Wessel also makes the important point that in an era of steadily advancing automation and technological sophistication, manufacturing may never generate the same amount of jobs on the factory floor as it did in prior decades, certainly not as a percentage of GDP. But that doesn't mean that manufacturing is less important to the U.S. economy. Indeed, as we wrote in "Manufacturing Growth: Advanced Manufacturing and the Future of the American Economy," even as manufacturing's share of employment and GDP has declined, manufacturing has become even more important to sustaining America prosperity.

This is because manufacturing is the most capital-intensive and productive sector of the economy, and is key to developing and commercializing new technologies. As Wessel writes, "Research and development--the key to maintaining the U.S. edge in innovation--sometimes migrate abroad when production does, a good reason to strive to keep production at home." Manufacturing also has the largest employment and output multipliers of any sector of the economy, creating many indirect jobs and making it a key catalyst of broad economic growth. Lastly, a healthy manufacturing sector is central to the United States' ability to reduce its large and persistent trade deficit. And as Atkinson notes, our massive trade deficit in goods production has increased since the end of the recession.

For these reasons, its imperative that the United States embark on a proactive effort to strengthen the international competitiveness of its manufacturing sector, in particular by helping manufactures adopt new productivity-enhancing process technologies. As ITIF has documented, other nations such as Germany and Japan invest much more in manufacturing technology acceleration programs to boost productivity.
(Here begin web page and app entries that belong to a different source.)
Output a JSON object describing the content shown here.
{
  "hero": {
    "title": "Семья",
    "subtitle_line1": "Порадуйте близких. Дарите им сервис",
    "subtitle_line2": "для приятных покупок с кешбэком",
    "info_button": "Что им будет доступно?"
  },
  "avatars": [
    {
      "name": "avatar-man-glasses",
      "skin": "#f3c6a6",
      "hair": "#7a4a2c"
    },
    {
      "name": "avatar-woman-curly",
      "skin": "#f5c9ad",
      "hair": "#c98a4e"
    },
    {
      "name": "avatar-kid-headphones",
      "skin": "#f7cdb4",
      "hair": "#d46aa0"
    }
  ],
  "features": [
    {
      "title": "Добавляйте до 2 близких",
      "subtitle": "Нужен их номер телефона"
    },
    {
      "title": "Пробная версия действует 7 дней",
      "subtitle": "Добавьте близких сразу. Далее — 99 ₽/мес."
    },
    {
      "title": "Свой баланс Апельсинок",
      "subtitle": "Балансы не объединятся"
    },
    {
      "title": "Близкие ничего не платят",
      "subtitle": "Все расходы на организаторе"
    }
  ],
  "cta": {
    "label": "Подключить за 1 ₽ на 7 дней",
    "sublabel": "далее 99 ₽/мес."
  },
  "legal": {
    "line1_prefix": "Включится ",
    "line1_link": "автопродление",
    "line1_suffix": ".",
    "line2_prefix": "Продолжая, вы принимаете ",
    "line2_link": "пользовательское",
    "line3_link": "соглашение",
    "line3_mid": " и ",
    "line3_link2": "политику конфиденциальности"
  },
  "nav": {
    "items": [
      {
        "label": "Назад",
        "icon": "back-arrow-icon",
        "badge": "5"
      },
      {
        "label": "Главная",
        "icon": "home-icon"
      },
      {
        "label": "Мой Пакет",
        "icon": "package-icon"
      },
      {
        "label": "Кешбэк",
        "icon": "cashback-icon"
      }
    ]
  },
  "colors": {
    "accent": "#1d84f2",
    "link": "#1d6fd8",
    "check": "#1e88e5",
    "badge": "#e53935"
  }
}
For more information on what kinds of policies are needed to improve U.S. advanced manufacturing competitiveness see this "Charter for Revitalizing American Manufacturing," created by leading innovation and manufacturing experts.